- Instructions to follow:
Within the records below, how many lines contain "none"? The answer is that number alone.

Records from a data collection
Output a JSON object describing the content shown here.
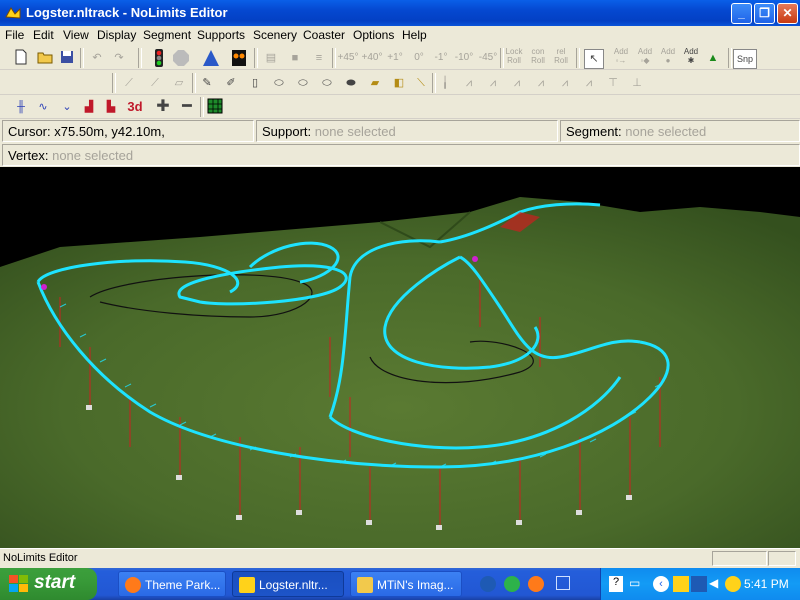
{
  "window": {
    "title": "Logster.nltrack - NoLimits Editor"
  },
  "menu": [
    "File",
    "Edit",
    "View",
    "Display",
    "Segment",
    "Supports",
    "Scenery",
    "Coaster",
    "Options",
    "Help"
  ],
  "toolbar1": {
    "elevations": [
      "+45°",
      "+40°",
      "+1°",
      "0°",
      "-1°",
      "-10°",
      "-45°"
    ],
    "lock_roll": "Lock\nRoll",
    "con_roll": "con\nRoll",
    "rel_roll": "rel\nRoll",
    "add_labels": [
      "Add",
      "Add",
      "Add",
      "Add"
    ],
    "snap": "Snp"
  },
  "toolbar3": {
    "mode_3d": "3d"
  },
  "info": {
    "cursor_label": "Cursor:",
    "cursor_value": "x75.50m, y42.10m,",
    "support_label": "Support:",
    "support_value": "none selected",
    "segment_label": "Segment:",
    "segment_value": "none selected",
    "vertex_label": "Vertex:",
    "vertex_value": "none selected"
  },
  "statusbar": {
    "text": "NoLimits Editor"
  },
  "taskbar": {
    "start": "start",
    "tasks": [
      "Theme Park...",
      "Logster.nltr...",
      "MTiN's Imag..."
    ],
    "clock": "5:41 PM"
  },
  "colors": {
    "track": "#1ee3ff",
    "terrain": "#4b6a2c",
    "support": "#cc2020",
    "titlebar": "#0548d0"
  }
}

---

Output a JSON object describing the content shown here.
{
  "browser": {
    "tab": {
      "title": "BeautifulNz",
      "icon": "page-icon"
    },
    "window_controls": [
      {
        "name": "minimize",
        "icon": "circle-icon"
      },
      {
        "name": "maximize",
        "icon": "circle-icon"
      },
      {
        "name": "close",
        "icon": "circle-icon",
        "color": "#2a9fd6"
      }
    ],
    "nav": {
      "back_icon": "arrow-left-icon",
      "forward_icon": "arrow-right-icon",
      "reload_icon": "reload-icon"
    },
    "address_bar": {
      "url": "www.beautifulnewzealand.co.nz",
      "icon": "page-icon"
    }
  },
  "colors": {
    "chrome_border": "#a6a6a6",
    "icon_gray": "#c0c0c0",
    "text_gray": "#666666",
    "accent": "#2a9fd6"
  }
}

- Task output:
3